The entire McPherson strut unit shown in FIG. 2 can thus still pivot together with the spring 24 and the intermediate ring 58 by way of the wheel deflection relative to the body and the actuator 42 itself. The axial offsetting of the spring axis and shock absorber axis thus still remains almost unchanged even when the level is adjusted. Thus the equalization of the transverse forces is for the most part preserved and at the same time free movement of the tires is ensured.
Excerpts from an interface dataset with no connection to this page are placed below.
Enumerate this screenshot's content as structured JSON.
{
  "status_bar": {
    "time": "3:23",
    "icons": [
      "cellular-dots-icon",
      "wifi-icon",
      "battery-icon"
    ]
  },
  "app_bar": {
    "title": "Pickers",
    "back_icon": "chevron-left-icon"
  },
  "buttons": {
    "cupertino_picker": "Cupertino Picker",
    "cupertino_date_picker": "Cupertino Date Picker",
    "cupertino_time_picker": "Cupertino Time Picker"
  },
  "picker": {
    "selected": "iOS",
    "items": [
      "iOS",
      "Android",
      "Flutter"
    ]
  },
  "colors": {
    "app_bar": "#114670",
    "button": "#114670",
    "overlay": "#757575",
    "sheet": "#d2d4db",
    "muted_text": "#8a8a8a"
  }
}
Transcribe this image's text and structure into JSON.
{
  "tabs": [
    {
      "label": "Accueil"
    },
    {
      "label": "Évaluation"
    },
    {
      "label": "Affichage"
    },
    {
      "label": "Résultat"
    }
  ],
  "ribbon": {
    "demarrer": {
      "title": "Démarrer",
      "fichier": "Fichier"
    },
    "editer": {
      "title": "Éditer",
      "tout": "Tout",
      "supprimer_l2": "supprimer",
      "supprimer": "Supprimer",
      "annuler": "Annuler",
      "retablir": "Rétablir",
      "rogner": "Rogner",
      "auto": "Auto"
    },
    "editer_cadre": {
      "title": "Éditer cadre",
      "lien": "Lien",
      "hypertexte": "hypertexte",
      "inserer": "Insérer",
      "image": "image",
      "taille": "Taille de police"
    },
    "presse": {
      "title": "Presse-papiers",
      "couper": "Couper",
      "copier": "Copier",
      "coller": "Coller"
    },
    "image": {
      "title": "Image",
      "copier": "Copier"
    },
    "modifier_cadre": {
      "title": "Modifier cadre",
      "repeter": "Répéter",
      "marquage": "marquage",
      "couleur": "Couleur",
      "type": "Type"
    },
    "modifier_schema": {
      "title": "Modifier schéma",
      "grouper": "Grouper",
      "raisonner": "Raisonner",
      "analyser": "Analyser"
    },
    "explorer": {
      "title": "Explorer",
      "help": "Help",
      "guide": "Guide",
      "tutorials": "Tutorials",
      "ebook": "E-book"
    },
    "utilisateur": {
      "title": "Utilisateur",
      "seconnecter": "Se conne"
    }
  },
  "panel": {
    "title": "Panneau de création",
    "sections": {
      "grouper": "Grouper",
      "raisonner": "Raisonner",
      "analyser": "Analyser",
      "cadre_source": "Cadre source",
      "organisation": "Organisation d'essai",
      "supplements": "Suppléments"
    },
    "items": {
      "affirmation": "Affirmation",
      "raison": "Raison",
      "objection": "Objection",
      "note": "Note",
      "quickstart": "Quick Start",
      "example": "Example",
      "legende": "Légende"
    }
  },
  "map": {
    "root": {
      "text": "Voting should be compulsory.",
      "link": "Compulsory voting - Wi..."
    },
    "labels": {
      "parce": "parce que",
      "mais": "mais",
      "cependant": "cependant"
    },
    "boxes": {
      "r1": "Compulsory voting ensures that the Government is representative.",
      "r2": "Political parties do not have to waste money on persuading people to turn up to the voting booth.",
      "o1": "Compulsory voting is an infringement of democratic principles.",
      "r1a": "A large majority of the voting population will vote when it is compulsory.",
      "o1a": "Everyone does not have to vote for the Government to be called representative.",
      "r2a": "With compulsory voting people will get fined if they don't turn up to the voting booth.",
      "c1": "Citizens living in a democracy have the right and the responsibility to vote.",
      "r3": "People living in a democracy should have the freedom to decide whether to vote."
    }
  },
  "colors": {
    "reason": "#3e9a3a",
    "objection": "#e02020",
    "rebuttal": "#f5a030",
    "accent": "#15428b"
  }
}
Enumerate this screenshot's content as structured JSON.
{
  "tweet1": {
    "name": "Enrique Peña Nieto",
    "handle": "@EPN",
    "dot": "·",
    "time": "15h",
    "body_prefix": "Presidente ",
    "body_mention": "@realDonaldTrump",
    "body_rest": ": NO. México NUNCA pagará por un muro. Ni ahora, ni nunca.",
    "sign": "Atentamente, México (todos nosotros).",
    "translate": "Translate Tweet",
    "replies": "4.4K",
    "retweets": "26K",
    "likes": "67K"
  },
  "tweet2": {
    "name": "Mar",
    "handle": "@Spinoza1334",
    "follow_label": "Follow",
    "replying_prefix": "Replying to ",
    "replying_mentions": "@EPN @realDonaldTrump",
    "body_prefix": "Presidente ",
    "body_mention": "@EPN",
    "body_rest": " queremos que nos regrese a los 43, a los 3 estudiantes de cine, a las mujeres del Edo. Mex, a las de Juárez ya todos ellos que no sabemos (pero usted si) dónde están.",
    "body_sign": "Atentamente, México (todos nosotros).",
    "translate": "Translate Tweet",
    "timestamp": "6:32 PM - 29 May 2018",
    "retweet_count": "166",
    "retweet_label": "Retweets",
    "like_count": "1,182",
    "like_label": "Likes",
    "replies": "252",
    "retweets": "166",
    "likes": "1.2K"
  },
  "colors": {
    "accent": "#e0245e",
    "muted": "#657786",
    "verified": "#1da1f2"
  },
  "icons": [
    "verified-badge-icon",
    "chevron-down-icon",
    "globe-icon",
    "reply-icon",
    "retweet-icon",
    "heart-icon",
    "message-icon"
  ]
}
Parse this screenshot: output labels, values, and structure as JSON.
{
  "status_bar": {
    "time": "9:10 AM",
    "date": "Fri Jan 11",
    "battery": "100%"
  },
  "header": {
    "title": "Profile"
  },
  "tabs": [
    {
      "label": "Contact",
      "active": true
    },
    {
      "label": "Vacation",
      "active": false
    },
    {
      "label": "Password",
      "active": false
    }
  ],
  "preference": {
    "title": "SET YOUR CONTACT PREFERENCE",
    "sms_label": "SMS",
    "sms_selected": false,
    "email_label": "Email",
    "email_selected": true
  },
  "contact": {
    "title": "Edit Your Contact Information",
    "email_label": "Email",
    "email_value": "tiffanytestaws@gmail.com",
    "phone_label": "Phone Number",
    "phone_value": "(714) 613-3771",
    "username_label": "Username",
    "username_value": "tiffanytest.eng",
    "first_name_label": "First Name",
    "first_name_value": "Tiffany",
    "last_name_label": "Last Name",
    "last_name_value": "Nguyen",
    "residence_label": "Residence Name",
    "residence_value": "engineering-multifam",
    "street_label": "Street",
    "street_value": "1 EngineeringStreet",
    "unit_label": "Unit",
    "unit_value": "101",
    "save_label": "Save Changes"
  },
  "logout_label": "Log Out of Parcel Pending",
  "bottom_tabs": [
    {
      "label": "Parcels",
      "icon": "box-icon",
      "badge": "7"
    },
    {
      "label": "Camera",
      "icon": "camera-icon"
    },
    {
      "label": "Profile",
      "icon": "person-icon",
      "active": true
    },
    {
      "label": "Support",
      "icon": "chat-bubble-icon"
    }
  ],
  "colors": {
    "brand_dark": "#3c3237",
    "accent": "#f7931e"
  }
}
But particularly with the actuator 42 according to the invention the height of the vehicle body does not change in a wheel deflection since the ball thread screw mechanism 44 does not move as a result of the axial antifriction bearing 30.

The displacements and pivoting movements of the shock absorber 12 and of the helical compression spring 24 around the upper coupling point of the shock absorber bearing 72 which is integrated into the actuator 42, which occur in a steering motion as a result of the kinematic properties of the entire wheel suspension 10 and 40, are equalized by way of the shock absorber bearing 72 which enables universal resilience or drifting of the entire actuator 42. Thus unwanted deformations and bending moments are kept away from the actuator and especially from the ball screw mechanism 44.

Patent Citations
Cited PatentFiling datePublication dateApplicantTitle
US4042259 *Jul 17, 1975Aug 16, 1977General Motors CorporationSuspension strut assemblies for motor vehicle suspensions
US5242190 *Dec 24, 1990Sep 7, 1993Ford Motor CompanyUnitary sensor assembly for automotive vehicles
US20070170684 *Oct 23, 2006Jul 26, 2007Toyota Jidosha Kabushiki KaishaStrut suspension
US20070210539 *Jan 4, 2007Sep 13, 2007Honda Motor Co., Ltd.Vehicle height adjusting system
DE10219815A1Apr 29, 2002Nov 6, 2003Klaus WohlfarthMacPherson strut unit for motor vehicles has helical spring around tube, with top end stop on vehicle body, and bottom end stop formed by height-adjustable pivot bearing and apron for securing and centering
DE102007011615A1Mar 9, 2007Sep 20, 2007Honda Motor Co., Ltd.Fahrzeughöheneinstellsystem
Referenced by
Citing PatentFiling datePublication dateApplicantTitle
US8807574 *May 10, 2011Aug 19, 2014Magna Steyr Fahrzeugtechnik Ag & Co KgSpring-damper unit for height adjustment of a vehicle
US20130200578 *May 10, 2011Aug 8, 2013Magna Steyr Fahrzeugtechnik Ag & Co. KgSpring-damper unit for height adjustment of a vehicle
Classifications
U.S. Classification280/124.146
International ClassificationB60G3/26
Cooperative ClassificationB60G15/068, B60G2204/128, B60G2202/42, B60G2204/41, B60G2202/312, B60G15/07, B60G17/021, B60G2204/1242, B60G17/0157, B60G2500/30, B60G2200/44, B60G15/063, B60G2204/418
European ClassificationB60G15/06F1, B60G17/015B2, B60G15/07, B60G17/02C, B60G15/06D1
Legal Events
DateCodeEventDescription
Jan 23, 2014FPAYFee payment
Year of fee payment: 4
Mar 11, 2009ASAssignment
Owner name: AUDI AG, GERMANY
Free format text: ASSIGNMENT OF ASSIGNORS INTEREST;ASSIGNOR:MICHEL, WILFRIED;REEL/FRAME:022378/0076
Effective date: 20090220